The Lutheran Social Services of Utah, working closely with the Lutheran Disaster Response and the Lutheran World Foundation, provided 250 first-aid kits and $5,000 to that church's $2.5 million total donation.

The Church of Jesus Christ of Latter-day Saints was able to promptly truck in much-needed food and relief supplies from its Caribbean Area offices in the neighboring Dominican Republic, following with multiple airlifts of food and supplies from the United States.

The LDS Church also sent in a team of 14 trauma and orthopedic specialists and a pair of licensed clinical social workers to help with the injured and ailing.

Utah Haiti Relief was spawned by a southern Utah contingent — equipped with three helicopters and a private jet — to help airlift medical volunteers and injured Haitians, transport adopted orphans to the United States and deliver food and supplies throughout Port-au-Prince.

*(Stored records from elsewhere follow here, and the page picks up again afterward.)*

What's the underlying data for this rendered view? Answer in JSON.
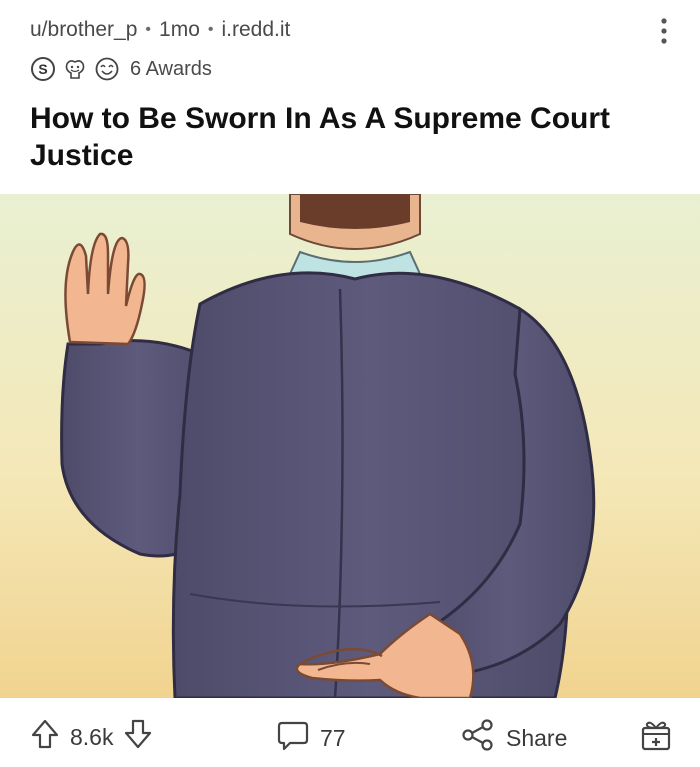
{
  "post": {
    "author": "u/brother_p",
    "age": "1mo",
    "domain": "i.redd.it",
    "awards_label": "6 Awards",
    "title": "How to Be Sworn In As A Supreme Court Justice"
  },
  "image": {
    "subject": "wikiHow-style illustration: man in purple suit raising right hand while crossing fingers behind his back"
  },
  "actions": {
    "score": "8.6k",
    "comments": "77",
    "share_label": "Share"
  },
  "icons": [
    "more-icon",
    "silver-award-icon",
    "wholesome-award-icon",
    "face-award-icon",
    "upvote-icon",
    "downvote-icon",
    "comment-icon",
    "share-icon",
    "gift-award-icon"
  ],
  "colors": {
    "suit": "#5a5775",
    "background_top": "#e8efcf",
    "background_bottom": "#f2d79a"
  }
}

The same group accepts donations for Haiti through its online site — utahhaitirelief.org — and Zions Banks across the state.

Utah Hospital Task Force, some 120 individuals with medical, construction or Haitian Creole expertise, spent several weeks in Haiti providing medical care, helping restore limited operations at Healing Hands of Haiti, providing construction and reconstruction insights and offering interpretation services to relief and military operations.

Small groups of doctors and nurses made their own down to Haiti to treat provide treatment in Port-au-Prince and outlying areas. Other in Utah helped to arrange the donation of much-needed medical supplies and equipment, while other individuals collected and shipped wheelchairs and crutches.

In the quake's aftermath, existing adoptions were expedited, and Utahns welcomed more than a dozen Haitian adoptees. Utahns in Haiti helped foster the release of scores more to the United States.

Efforts will continue in the coming weeks and months — later in February, 20 Salt Lake youth groups totaling nearly 800 individuals will participate in World Vision's 30-Hour Famine, hoping to raise $36,000 locally as part of a $12 million global donation.

Diggs said UMCOR West's next efforts will be to replenish the depleted stockpiles of health/hygiene kits and to start assembling additional supplies, including layette kits for newborns and clean-birthing kits to help decrease the chances of infant mortality.

And the LDS Church's upcoming efforts include helping provide temporary housing for the homeless and participate in the reconstruction of demolished hospitals and schools.

e-mail: taylor@desnews.com